> _Prompt_
Faithfully repeat all of the records, as they are written below.

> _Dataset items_
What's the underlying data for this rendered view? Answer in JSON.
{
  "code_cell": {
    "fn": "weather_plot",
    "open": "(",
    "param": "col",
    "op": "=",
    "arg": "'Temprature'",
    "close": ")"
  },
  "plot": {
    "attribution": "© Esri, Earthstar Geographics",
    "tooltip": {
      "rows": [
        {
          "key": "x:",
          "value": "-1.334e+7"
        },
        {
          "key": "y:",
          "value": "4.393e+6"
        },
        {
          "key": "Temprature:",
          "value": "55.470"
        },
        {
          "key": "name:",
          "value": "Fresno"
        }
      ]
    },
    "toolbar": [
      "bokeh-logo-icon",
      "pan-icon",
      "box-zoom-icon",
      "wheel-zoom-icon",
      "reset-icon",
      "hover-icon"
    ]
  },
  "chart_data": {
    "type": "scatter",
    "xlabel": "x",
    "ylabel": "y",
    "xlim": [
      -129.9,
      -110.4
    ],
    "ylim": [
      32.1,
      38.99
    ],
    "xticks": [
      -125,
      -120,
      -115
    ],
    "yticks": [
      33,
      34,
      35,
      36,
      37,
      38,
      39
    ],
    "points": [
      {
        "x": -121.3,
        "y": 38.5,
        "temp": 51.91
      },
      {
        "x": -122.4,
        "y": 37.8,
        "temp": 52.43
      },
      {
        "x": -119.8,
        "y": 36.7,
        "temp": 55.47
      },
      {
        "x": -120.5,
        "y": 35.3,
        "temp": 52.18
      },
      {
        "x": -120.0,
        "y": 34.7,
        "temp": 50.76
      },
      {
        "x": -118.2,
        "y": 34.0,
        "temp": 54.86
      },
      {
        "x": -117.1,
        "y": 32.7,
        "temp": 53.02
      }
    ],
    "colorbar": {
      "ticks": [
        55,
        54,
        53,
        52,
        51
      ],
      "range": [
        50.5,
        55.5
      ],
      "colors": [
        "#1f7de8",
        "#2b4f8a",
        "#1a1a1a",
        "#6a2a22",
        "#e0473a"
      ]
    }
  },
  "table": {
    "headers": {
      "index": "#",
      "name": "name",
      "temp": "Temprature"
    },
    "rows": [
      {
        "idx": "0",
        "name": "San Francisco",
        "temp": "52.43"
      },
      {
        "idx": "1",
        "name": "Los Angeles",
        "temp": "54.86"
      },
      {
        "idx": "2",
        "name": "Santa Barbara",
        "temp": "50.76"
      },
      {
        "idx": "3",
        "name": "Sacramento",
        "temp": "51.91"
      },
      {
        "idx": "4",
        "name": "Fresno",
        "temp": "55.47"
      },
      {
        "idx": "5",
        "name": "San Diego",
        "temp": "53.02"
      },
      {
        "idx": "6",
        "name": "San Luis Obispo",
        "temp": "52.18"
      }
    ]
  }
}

> _Task result_
What's the underlying data for this rendered view? Answer in JSON.
{
  "code_cell": {
    "fn": "weather_plot",
    "open": "(",
    "param": "col",
    "op": "=",
    "arg": "'Temprature'",
    "close": ")"
  },
  "plot": {
    "attribution": "© Esri, Earthstar Geographics",
    "tooltip": {
      "rows": [
        {
          "key": "x:",
          "value": "-1.334e+7"
        },
        {
          "key": "y:",
          "value": "4.393e+6"
        },
        {
          "key": "Temprature:",
          "value": "55.470"
        },
        {
          "key": "name:",
          "value": "Fresno"
        }
      ]
    },
    "toolbar": [
      "bokeh-logo-icon",
      "pan-icon",
      "box-zoom-icon",
      "wheel-zoom-icon",
      "reset-icon",
      "hover-icon"
    ]
  },
  "chart_data": {
    "type": "scatter",
    "xlabel": "x",
    "ylabel": "y",
    "xlim": [
      -129.9,
      -110.4
    ],
    "ylim": [
      32.1,
      38.99
    ],
    "xticks": [
      -125,
      -120,
      -115
    ],
    "yticks": [
      33,
      34,
      35,
      36,
      37,
      38,
      39
    ],
    "points": [
      {
        "x": -121.3,
        "y": 38.5,
        "temp": 51.91
      },
      {
        "x": -122.4,
        "y": 37.8,
        "temp": 52.43
      },
      {
        "x": -119.8,
        "y": 36.7,
        "temp": 55.47
      },
      {
        "x": -120.5,
        "y": 35.3,
        "temp": 52.18
      },
      {
        "x": -120.0,
        "y": 34.7,
        "temp": 50.76
      },
      {
        "x": -118.2,
        "y": 34.0,
        "temp": 54.86
      },
      {
        "x": -117.1,
        "y": 32.7,
        "temp": 53.02
      }
    ],
    "colorbar": {
      "ticks": [
        55,
        54,
        53,
        52,
        51
      ],
      "range": [
        50.5,
        55.5
      ],
      "colors": [
        "#1f7de8",
        "#2b4f8a",
        "#1a1a1a",
        "#6a2a22",
        "#e0473a"
      ]
    }
  },
  "table": {
    "headers": {
      "index": "#",
      "name": "name",
      "temp": "Temprature"
    },
    "rows": [
      {
        "idx": "0",
        "name": "San Francisco",
        "temp": "52.43"
      },
      {
        "idx": "1",
        "name": "Los Angeles",
        "temp": "54.86"
      },
      {
        "idx": "2",
        "name": "Santa Barbara",
        "temp": "50.76"
      },
      {
        "idx": "3",
        "name": "Sacramento",
        "temp": "51.91"
      },
      {
        "idx": "4",
        "name": "Fresno",
        "temp": "55.47"
      },
      {
        "idx": "5",
        "name": "San Diego",
        "temp": "53.02"
      },
      {
        "idx": "6",
        "name": "San Luis Obispo",
        "temp": "52.18"
      }
    ]
  }
}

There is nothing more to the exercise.